    1. 22 Comments

      Stephanie Ayers

      She absolutely does.

  3. 22 Comments

    Carol Franciottu

    Wow! Just LOVE Cyndi’s way of writing! She aways draws me in within the first few moments. Can not wait to read the final segment of this story. Thank you Cyndi!

    1. 22 Comments

      Stephanie Ayers

      I wholeheartedly agree.

  4. 22 Comments

    Devon Carey

    I’ll be waiting for the next installment. I’m excited to see where this is going. You’ve proven yourself, time and time again, to be a superb author that always delivers awesomeness.

    Thank you for sharing and winning! Well deserved. Anyone who enjoys reading, I recommend looking into Cyndi Lord if you’re looking for some good reads. Check out the Sandra Derringer Chronicles! 😀

    1. 22 Comments

      Stephanie Ayers

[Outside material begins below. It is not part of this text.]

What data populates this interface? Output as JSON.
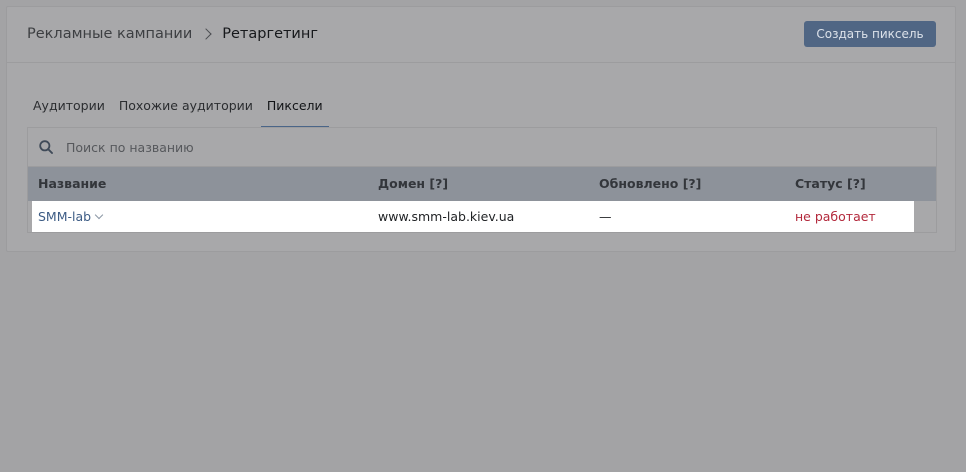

      Thanks for stopping in, Devon. Her writing is truly a delight.

  5. 22 Comments

    Larry Thompson

    I love this. she is not only a good friend. but a great writer.

    1. 22 Comments

      Stephanie Ayers

      100% agree. I do hope she will share more of her writing with us.

  6. 22 Comments

    Uttam Paudel

    Apart form her style of writing that makes one see things, it’s the humanism that draws me into the story. Eagerly waiting for the rest of the story.

    1. 22 Comments

      Stephanie Ayers

      Agree. it very much meets the whole Nicholas Sparks, family tradition theme of the contest.

  7. 22 Comments

    Lewis Smith

    What a great beginning! Can’t wait to see how the story turns out. Great use of descriptive prose really sucked me in!

  8. 22 Comments


    Congratulations Cyndi. Great story!

  9. 22 Comments

    Deb Hockenberry

    I was pulled into the story right away. I can’t wait to read the next installment & hope Grandma is found alive & well.

  10. 22 Comments


    Great beginning to the story. I look forward to the next installment.

  11. 22 Comments

    Emma T. Gitani

    I don’t want to wait till next week!

  12. 22 Comments

    Cyndi Lord

    Thank you all for your kind words and encouragement. You all mean so much to me!

  13. 22 Comments

    Linda W. Yezak

    Intriguing intro. I can see why Cyndi is an award winner!

  14. 22 Comments

    Rich Weatherly

    I enjoyed, “Another Holy Night” Part 1 by Cyndi Lord and I’m eager to read Part 2. It’s on its way to being a truly meaningful, heartwarming story.

  15. 22 Comments

    Nancy Hudgins

    I absolutely loved this story!

  16. 22 Comments

    Alice Poll

    On pins and needles to see what is next. Love your writings, always intriguing!!!

  17. 22 Comments

    Short Story: Another Holy Night Finale by Cyndi Lord - Our Write Side

    […] Short Story: Another Holy Night Finale by Cyndi Lord […]


It's YOUR write side, too! Let's hear it!

This site uses Akismet to reduce spam. Learn how your comment data is processed.

%d bloggers like this: